However, the prominence given to this issue compared to others of significant import (the “war on terror”, our declining dollar, illegal immigration, civil liberties, abuse of the Constitution, habeas corpus, etc.) is somewhat intriguing. Why are politicians promoting this issue over others?
The reason behind such a push on health care “reform” shows the rampant socialism everywhere present in government, as well as the depth and reach of the increasingly invasive state. Where government once stayed away, they now seek to regulate and “reform”.
Commenting on this trend, Frederic Bastiat wisely noted:
Here I encounter the most popular fallacy of our times. It is not considered sufficient that the law should be just; it must be philanthropic. Nor is it sufficient that the law should guarantee to every citizen the free and inoffensive use of his faculties for physical, intellectual, and moral self-improvement. Instead, it is demanded that the law should directly extend welfare, education, and morality throughout the nation.
This is the seductive lure of socialism. (Frederic Bastiat, via Quoty)
Disguised to appear philanthropic, the state intrudes into areas in which it has no Constitutional authority. Sadly, few politicians understand the rule of law as it pertains to this country’s founding documents, and thus believe that they are empowered to enact change. This week presented such a backwards spectacle of Constitutional ignorance, when Democratic presidential candidate Dennis Kucinich held a forum during the GOP debate, during which he was asked about health care. The New York Times summarizes his response:
One member of the audience of about 200 asked him why health care isn’t mandated by the Constitution.
"Well, I just happen to have my copy of the Constitution with me," Mr. Kucinich replied. He pulled it out from his pocket and read aloud the Preamble — emphasizing the line "promote the general welfare." Health and welfare are almost synonymous, he said before detailing his plan to make the health care system not for profit. Every American would receive free medical and dental care under his plan.

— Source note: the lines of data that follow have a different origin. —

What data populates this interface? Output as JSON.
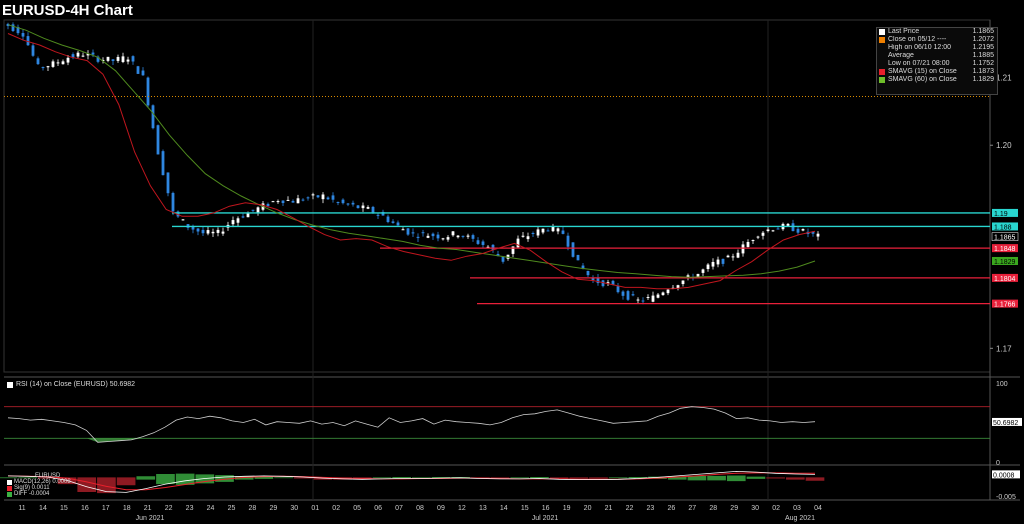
{
  "title": "EURUSD-4H Chart",
  "legend": [
    {
      "label": "Last Price",
      "value": "1.1865",
      "swatch": "#ffffff"
    },
    {
      "label": "Close on 05/12 ----",
      "value": "1.2072",
      "swatch": "#f08000"
    },
    {
      "label": "High on 06/10 12:00",
      "value": "1.2195",
      "swatch": ""
    },
    {
      "label": "Average",
      "value": "1.1885",
      "swatch": ""
    },
    {
      "label": "Low on 07/21 08:00",
      "value": "1.1752",
      "swatch": ""
    },
    {
      "label": "SMAVG (15)  on Close",
      "value": "1.1873",
      "swatch": "#e8202c"
    },
    {
      "label": "SMAVG (60)  on Close",
      "value": "1.1829",
      "swatch": "#6fbf2a"
    }
  ],
  "rsi_label": "RSI (14)  on Close (EURUSD) 50.6982",
  "macd_title": "EURUSD",
  "macd_legend": [
    {
      "label": "MACD(12,26)",
      "value": "0.0008",
      "swatch": "#ffffff"
    },
    {
      "label": "Sig(9)",
      "value": "0.0011",
      "swatch": "#e8202c"
    },
    {
      "label": "DIFF",
      "value": "-0.0004",
      "swatch": "#3cb043"
    }
  ],
  "colors": {
    "candle_up": "#ffffff",
    "candle_down": "#2f86e0",
    "sma15": "#c0161e",
    "sma60": "#4f8a1e",
    "support": "#e8203a",
    "resistance": "#29d6d0",
    "close_line": "#d98a00",
    "rsi_line": "#cfcfcf",
    "rsi_fill": "#3a8a3a"
  },
  "chart_data": {
    "type": "candlestick",
    "title": "EURUSD-4H Chart",
    "y_ticks": [
      "1.21",
      "1.20",
      "1.17"
    ],
    "y_tick_values": [
      1.21,
      1.2,
      1.17
    ],
    "ylim": [
      1.1665,
      1.2185
    ],
    "x_day_labels": [
      "11",
      "14",
      "15",
      "16",
      "17",
      "18",
      "21",
      "22",
      "23",
      "24",
      "25",
      "28",
      "29",
      "30",
      "01",
      "02",
      "05",
      "06",
      "07",
      "08",
      "09",
      "12",
      "13",
      "14",
      "15",
      "16",
      "19",
      "20",
      "21",
      "22",
      "23",
      "26",
      "27",
      "28",
      "29",
      "30",
      "02",
      "03",
      "04"
    ],
    "x_month_labels": [
      "Jun 2021",
      "Jul 2021",
      "Aug 2021"
    ],
    "close_trace": [
      1.2177,
      1.2165,
      1.2115,
      1.212,
      1.213,
      1.2135,
      1.2128,
      1.2125,
      1.213,
      1.21,
      1.199,
      1.19,
      1.188,
      1.187,
      1.187,
      1.189,
      1.19,
      1.191,
      1.192,
      1.1918,
      1.1922,
      1.1925,
      1.1915,
      1.191,
      1.1905,
      1.1895,
      1.188,
      1.1868,
      1.1868,
      1.1865,
      1.187,
      1.186,
      1.185,
      1.183,
      1.186,
      1.187,
      1.1878,
      1.187,
      1.1825,
      1.18,
      1.1795,
      1.178,
      1.177,
      1.1775,
      1.179,
      1.18,
      1.181,
      1.1825,
      1.1832,
      1.185,
      1.187,
      1.1878,
      1.188,
      1.1872,
      1.1865
    ],
    "high": "1.2195",
    "low": "1.1752",
    "last_price": "1.1865",
    "close_0512": "1.2072",
    "average": "1.1885",
    "sma15_last": "1.1873",
    "sma60_last": "1.1829",
    "sma15_trace": [
      1.2165,
      1.2155,
      1.2148,
      1.2138,
      1.213,
      1.2125,
      1.2105,
      1.206,
      1.199,
      1.194,
      1.1905,
      1.1895,
      1.1895,
      1.19,
      1.191,
      1.1915,
      1.1912,
      1.1905,
      1.1893,
      1.188,
      1.1868,
      1.186,
      1.1862,
      1.186,
      1.185,
      1.1843,
      1.1838,
      1.1833,
      1.183,
      1.1836,
      1.184,
      1.1848,
      1.1855,
      1.1845,
      1.1828,
      1.1813,
      1.1802,
      1.18,
      1.1795,
      1.179,
      1.179,
      1.1788,
      1.1788,
      1.179,
      1.1795,
      1.18,
      1.1815,
      1.1828,
      1.1845,
      1.186,
      1.1868,
      1.1873
    ],
    "sma60_trace": [
      1.2178,
      1.217,
      1.2158,
      1.2148,
      1.214,
      1.213,
      1.211,
      1.208,
      1.205,
      1.2015,
      1.1985,
      1.1958,
      1.194,
      1.1925,
      1.1912,
      1.19,
      1.189,
      1.1882,
      1.1875,
      1.187,
      1.1866,
      1.1862,
      1.1858,
      1.1852,
      1.1848,
      1.1846,
      1.1842,
      1.1838,
      1.1834,
      1.183,
      1.1826,
      1.1822,
      1.1818,
      1.1815,
      1.1812,
      1.181,
      1.1808,
      1.1806,
      1.1805,
      1.1806,
      1.1807,
      1.1808,
      1.181,
      1.1814,
      1.182,
      1.1829
    ],
    "horizontal_levels": [
      {
        "label": "1.19",
        "value": 1.19,
        "kind": "resistance"
      },
      {
        "label": "1.188",
        "value": 1.188,
        "kind": "resistance"
      },
      {
        "label": "1.1865",
        "value": 1.1865,
        "kind": "last"
      },
      {
        "label": "1.1848",
        "value": 1.1848,
        "kind": "support"
      },
      {
        "label": "1.1829",
        "value": 1.1829,
        "kind": "sma60"
      },
      {
        "label": "1.1804",
        "value": 1.1804,
        "kind": "support"
      },
      {
        "label": "1.1766",
        "value": 1.1766,
        "kind": "support"
      }
    ],
    "rsi": {
      "label": "RSI (14)  on Close (EURUSD) 50.6982",
      "y_ticks": [
        "100",
        "0"
      ],
      "last": "50.6982",
      "bands": [
        70,
        30
      ],
      "values": [
        56,
        55,
        53,
        54,
        52,
        50,
        47,
        40,
        25,
        26,
        27,
        28,
        32,
        37,
        44,
        53,
        57,
        55,
        58,
        56,
        52,
        50,
        54,
        47,
        51,
        50,
        49,
        52,
        48,
        50,
        46,
        52,
        48,
        44,
        56,
        50,
        52,
        55,
        48,
        53,
        51,
        50,
        49,
        47,
        50,
        56,
        60,
        61,
        64,
        66,
        62,
        58,
        55,
        52,
        49,
        50,
        51,
        52,
        58,
        62,
        68,
        70,
        69,
        67,
        62,
        55,
        56,
        53,
        52,
        50,
        51,
        50,
        51
      ]
    },
    "macd": {
      "title": "EURUSD",
      "y_ticks": [
        "-0.005"
      ],
      "last": "0.0008",
      "macd_last": "0.0008",
      "signal_last": "0.0011",
      "diff_last": "-0.0004",
      "macd_values": [
        0.0004,
        0.0003,
        0.0001,
        -0.0008,
        -0.0025,
        -0.0038,
        -0.004,
        -0.003,
        -0.0018,
        -0.0009,
        -0.0003,
        0.0001,
        0.0003,
        0.0004,
        0.0003,
        0.0001,
        -0.0002,
        -0.0004,
        -0.0005,
        -0.0004,
        -0.0003,
        -0.0003,
        -0.0002,
        -0.0001,
        -0.0003,
        -0.0004,
        -0.0004,
        -0.0003,
        -0.0005,
        -0.0006,
        -0.0006,
        -0.0005,
        -0.0003,
        0.0,
        0.0004,
        0.0008,
        0.0012,
        0.0016,
        0.0014,
        0.0011,
        0.0009,
        0.0008
      ],
      "signal_values": [
        0.0004,
        0.0003,
        0.0002,
        -0.0002,
        -0.0012,
        -0.0024,
        -0.0033,
        -0.0033,
        -0.0027,
        -0.0019,
        -0.0011,
        -0.0005,
        0.0,
        0.0002,
        0.0003,
        0.0002,
        0.0,
        -0.0002,
        -0.0003,
        -0.0004,
        -0.0004,
        -0.0003,
        -0.0003,
        -0.0002,
        -0.0002,
        -0.0003,
        -0.0004,
        -0.0004,
        -0.0004,
        -0.0005,
        -0.0005,
        -0.0005,
        -0.0004,
        -0.0002,
        0.0001,
        0.0004,
        0.0008,
        0.0011,
        0.0012,
        0.0012,
        0.0011,
        0.0011
      ]
    }
  }
}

Wrapped in the cloak of the Constitution, Kucinich aims to show voters how he is somehow authorized by the document he carries everywhere (as if this means he’s actually read it and understands it…) to somehow provide free health care for all.
The largest problem, however, is the complete misunderstanding of the general welfare clause that has been used by so many to expand the welfare state and steal from the rich to give to the poor. Kucinich here cites the preamble of the Constitution, which in no way grants authority or delegates power to enforce or promote such welfare. His ignorance in this matter is astounding.
But so it goes, with many politicians (on both sides of the aisle, but more so in the Democratic party) pushing health care reform, new legislation and price controls, additional funding, state-enforced programs, and the like.
Few (if any) of these politicians would make an attempt to state from whence comes their authority to enact such reform and provide free health care for all. No such authority exists, therefore they appeal to the socialist mentality everywhere prevalent, promising voters a piece of the pie if they are voted into office.
And thus is the lure of socialism, as Bastiat noted. The rule of law is cast aside and ignored as presidential hopefuls appeal to the masses, extending hollow promises of health care.
Health care is indeed a problem—one of many in our country today. But any solution promoted and executed by our elected officials must be done within the framework of Constitutional law.